"These kinds of efforts early in the development phase of rectal microbicides can give us insight into a particular product's potential efficacy, which enables us to better design and hasten the pace of future clinical trials," Anton said.
According to self-reports, only 25 percent of men and women who had used the tenofovir gel said they liked it. However, when asked whether they would consider using the product in the future, 75 percent of these participants reported a high likelihood of future use. Two of the 12 participants who received the gel reported severe gastrointestinal side effects, including diarrhea and lower abdominal cramps.
"These results tell us that tenofovir gel was relatively safe to use in the rectum for most participants, but we need to address side effects to make it more acceptable to use," said Anton, who reported the findings at the Boston conference. "Even though three-quarters of the participants reported they didn't like the gel, we are very encouraged that the majority would consider using such a product in the future."
Another study is using a formulation of tenofovir gel with less glycerin, a common additive found in many gel-like products, in the hope that this will make it better tolerated when used in the rectum. Laboratory tests of the reformulated gel suggest it is just as effective as the original formulation but less irritating to the epithelium — the layer of cells that serves as a protective barrier inside the rectum. That study began in October 2010 and is enrolling 60 men and women at three sites: the University of Pittsburgh, the University of Alabama at Birmingham and Fenway Health in Boston.
In addition to Drs. Anton and McGowan, other authors of the current study are Ross Cranston of the University of Pittsburgh; Alex Carballo-Dieguez of Columbia University; Angela Kashuba of the University of North Carolina; Elena Khanukhova, Julie Elliott and William Cumberland of UCLA; Laura Janocko, of the Microbicide Trials Network (MTN) and Magee-Womens Research Institute; and Christine Mauck of CONRAD.
The study was a collaboration between the Microbicide Development Program at UCLA and the MTN. UCLA's Microbicide Development Program is funded by the Division of AIDS Integrated Preclinical/Clinical Program for HIV Topical Microbicides at the National Institute of Allergy and Infectious Diseases. The study products were developed by Gilead Sciences Inc., of Foster City, Calif., which assigned the rights for tenofovir gel to the International Partnership for Microbicides of Silver Spring, Md., and CONRAD, of Arlington, Va., in December 2006. Gilead Sciences and CONRAD provided the study products free of charge.

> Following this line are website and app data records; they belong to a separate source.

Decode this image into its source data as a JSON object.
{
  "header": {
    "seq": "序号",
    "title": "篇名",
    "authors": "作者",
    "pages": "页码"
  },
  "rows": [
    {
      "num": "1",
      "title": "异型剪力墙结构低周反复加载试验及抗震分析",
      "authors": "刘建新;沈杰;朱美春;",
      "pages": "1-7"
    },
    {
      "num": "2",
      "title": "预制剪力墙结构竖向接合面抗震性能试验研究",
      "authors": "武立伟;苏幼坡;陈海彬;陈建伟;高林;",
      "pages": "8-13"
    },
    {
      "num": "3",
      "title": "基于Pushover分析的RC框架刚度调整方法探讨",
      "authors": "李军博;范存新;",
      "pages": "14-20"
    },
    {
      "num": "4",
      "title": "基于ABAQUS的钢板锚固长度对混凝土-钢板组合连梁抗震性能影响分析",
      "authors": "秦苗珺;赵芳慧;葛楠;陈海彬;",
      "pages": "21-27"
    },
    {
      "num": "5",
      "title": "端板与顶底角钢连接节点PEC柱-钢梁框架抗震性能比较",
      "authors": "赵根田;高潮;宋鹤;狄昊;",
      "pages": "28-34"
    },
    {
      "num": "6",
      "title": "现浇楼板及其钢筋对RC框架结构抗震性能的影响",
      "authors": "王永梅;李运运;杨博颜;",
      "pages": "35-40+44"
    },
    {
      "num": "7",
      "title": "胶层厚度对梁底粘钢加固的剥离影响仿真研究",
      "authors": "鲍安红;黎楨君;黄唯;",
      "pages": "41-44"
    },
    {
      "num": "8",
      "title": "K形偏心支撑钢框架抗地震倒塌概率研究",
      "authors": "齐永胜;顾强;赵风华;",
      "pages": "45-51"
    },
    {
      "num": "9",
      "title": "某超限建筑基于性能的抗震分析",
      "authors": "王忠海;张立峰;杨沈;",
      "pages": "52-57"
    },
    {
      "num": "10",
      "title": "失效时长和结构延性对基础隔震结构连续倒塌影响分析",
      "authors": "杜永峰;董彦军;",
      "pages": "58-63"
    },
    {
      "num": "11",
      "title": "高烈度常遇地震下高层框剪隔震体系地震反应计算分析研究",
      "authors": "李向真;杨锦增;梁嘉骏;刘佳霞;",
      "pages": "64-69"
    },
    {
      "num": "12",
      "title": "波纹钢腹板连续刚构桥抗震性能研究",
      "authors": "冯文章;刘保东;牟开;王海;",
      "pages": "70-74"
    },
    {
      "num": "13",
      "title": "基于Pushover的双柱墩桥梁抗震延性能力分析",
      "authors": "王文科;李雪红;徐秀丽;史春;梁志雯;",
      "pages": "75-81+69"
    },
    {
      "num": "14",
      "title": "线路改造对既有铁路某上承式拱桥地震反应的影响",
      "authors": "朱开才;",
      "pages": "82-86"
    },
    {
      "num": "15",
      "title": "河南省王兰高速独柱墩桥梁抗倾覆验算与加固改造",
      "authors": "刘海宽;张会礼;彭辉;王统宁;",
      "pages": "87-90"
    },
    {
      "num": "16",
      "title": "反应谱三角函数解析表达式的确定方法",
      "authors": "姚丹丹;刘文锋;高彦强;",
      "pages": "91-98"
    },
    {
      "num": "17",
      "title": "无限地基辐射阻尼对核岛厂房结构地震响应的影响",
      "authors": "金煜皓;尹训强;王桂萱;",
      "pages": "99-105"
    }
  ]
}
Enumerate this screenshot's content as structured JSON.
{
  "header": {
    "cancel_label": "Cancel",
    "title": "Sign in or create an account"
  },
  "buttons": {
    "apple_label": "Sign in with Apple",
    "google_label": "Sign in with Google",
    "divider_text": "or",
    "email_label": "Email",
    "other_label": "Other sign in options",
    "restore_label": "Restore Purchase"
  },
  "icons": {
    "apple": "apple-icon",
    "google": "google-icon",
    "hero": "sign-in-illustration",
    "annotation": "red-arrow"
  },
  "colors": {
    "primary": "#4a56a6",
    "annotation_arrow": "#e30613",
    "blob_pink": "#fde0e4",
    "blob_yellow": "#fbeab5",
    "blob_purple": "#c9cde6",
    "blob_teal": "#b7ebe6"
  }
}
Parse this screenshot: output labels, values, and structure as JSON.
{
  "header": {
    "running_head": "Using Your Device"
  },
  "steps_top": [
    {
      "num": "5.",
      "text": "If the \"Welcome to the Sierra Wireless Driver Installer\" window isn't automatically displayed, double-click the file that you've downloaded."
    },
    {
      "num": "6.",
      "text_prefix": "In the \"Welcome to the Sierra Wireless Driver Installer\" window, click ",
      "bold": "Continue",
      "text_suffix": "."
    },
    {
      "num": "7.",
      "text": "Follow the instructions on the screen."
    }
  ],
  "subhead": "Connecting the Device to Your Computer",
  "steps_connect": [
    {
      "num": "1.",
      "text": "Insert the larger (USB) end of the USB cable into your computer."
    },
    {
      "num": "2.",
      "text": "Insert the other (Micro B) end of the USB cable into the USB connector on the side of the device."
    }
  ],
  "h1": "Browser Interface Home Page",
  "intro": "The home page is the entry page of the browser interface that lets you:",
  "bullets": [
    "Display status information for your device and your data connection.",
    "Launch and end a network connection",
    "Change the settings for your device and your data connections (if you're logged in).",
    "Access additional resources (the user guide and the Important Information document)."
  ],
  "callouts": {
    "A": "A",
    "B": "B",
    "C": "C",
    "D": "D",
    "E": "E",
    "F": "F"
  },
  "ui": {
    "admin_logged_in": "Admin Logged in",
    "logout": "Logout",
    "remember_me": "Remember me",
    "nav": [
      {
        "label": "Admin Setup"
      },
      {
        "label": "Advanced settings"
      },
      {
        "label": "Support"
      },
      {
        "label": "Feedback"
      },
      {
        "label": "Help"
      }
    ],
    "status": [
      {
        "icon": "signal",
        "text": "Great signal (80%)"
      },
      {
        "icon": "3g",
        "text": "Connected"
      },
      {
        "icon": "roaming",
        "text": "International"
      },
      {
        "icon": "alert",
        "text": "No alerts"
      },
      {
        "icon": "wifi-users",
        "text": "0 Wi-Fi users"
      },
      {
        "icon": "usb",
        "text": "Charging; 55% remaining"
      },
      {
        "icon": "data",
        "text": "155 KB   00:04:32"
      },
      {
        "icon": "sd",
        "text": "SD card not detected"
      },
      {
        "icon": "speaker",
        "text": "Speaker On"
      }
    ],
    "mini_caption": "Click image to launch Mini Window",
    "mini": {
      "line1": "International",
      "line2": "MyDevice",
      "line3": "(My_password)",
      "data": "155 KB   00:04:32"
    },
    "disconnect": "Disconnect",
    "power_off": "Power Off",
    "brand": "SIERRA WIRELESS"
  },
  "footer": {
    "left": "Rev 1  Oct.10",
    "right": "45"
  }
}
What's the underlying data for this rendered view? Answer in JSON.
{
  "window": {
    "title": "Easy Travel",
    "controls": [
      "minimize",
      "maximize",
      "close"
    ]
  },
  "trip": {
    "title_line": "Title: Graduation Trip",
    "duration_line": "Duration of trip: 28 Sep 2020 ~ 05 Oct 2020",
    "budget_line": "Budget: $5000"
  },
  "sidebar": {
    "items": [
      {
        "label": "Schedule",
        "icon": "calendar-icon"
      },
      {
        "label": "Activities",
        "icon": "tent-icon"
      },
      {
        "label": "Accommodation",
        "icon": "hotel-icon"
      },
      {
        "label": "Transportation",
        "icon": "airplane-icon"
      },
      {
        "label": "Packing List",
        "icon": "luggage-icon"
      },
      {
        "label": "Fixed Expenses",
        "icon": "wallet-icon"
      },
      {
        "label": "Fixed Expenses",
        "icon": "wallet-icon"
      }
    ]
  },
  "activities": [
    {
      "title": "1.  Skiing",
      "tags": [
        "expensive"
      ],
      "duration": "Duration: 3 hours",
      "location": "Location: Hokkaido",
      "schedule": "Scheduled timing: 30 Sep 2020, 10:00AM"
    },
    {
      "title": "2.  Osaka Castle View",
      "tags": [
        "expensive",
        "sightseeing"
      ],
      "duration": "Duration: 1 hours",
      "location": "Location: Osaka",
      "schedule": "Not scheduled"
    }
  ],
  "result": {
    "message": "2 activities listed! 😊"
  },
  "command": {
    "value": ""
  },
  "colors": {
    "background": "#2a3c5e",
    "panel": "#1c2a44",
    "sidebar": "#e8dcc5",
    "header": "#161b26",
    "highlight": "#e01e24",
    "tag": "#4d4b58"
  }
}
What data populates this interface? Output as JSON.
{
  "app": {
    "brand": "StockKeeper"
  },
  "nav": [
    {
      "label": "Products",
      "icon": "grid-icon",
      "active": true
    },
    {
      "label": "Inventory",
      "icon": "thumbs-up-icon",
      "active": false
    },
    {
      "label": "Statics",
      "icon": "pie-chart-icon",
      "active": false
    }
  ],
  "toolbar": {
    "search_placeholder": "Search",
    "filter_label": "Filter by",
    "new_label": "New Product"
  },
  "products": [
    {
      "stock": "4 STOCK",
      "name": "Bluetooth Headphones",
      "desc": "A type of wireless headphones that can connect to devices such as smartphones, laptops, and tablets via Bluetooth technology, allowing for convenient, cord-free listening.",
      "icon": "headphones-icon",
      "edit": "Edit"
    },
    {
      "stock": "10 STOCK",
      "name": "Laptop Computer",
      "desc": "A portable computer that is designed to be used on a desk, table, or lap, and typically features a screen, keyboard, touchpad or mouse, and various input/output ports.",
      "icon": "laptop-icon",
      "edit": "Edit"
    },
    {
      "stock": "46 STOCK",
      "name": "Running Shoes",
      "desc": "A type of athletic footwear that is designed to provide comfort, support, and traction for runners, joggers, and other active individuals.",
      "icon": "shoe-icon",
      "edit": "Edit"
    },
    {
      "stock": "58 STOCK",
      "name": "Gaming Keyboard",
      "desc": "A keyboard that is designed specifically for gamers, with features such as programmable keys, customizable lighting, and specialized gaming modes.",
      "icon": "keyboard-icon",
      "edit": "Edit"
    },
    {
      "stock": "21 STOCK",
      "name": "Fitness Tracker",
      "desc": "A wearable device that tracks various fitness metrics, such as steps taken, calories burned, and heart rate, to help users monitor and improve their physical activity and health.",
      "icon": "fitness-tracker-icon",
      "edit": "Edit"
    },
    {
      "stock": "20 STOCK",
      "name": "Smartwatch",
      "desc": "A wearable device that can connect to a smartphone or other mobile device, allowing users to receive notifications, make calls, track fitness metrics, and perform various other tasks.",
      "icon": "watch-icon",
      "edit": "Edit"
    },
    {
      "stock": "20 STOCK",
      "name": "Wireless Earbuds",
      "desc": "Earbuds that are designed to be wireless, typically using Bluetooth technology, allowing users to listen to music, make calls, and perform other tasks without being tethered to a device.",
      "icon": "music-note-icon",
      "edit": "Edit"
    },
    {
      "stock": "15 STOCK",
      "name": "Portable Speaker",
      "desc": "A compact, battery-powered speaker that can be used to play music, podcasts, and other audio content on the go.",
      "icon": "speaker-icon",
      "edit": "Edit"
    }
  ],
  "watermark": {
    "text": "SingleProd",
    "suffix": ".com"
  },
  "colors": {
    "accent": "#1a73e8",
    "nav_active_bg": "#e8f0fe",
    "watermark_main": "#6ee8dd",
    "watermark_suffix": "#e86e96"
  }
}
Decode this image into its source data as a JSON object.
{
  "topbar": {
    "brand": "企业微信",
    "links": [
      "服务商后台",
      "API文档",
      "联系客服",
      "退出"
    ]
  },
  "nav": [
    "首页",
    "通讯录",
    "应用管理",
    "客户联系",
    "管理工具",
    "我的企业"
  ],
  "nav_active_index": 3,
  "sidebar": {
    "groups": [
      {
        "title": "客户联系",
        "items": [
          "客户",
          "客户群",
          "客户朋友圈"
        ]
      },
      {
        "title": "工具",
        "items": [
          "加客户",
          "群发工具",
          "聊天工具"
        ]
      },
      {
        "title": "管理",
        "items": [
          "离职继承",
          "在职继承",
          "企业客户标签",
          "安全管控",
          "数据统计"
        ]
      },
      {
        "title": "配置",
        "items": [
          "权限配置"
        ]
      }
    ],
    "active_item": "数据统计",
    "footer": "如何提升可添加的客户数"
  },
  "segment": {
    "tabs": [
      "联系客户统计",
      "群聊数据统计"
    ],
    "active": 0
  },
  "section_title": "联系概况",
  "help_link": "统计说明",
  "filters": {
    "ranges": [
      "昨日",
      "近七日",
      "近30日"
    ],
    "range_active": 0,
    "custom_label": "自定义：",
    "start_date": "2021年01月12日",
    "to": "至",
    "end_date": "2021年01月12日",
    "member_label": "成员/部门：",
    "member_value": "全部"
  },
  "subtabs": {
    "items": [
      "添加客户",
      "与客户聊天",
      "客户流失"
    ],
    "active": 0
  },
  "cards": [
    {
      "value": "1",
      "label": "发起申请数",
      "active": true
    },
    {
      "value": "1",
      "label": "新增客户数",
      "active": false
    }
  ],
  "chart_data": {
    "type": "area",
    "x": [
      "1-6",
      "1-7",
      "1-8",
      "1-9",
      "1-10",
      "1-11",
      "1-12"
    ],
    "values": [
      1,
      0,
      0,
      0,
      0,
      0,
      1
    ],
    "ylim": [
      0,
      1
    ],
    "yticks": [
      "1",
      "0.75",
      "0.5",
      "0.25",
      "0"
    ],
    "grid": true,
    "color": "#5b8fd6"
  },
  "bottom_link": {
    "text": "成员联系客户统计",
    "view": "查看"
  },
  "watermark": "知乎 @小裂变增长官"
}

The Microbicide Trials Network (MTN) is an HIV/AIDS clinical trials network established in 2006 by the National Institute of Allergy and Infectious Diseases with co-funding from the Eunice Kennedy Shriver National Institute of Child Health and Human Development and the National Institute of Mental Health, all components of the U.S. National Institutes of Health. Based at Magee-Womens Research Institute and the University of Pittsburgh, the MTN brings together international investigators and community and industry partners who are devoted to preventing or reducing the sexual transmission of HIV through the development and evaluation of products applied topically to mucosal surfaces or administered orally.
The UCLA AIDS Institute, established in 1992, is a multidisciplinary think tank drawing on the skills of top-flight researchers in the worldwide fight against HIV and AIDS, the first cases of which were reported in 1981 by UCLA physicians. Institute members include researchers in virology and immunology, genetics, cancer, neurology, ophthalmology, epidemiology, social sciences, public health, nursing and disease prevention. Their findings have led to advances in treating HIV, as well as other diseases, such as hepatitis B and C, influenza and cancer.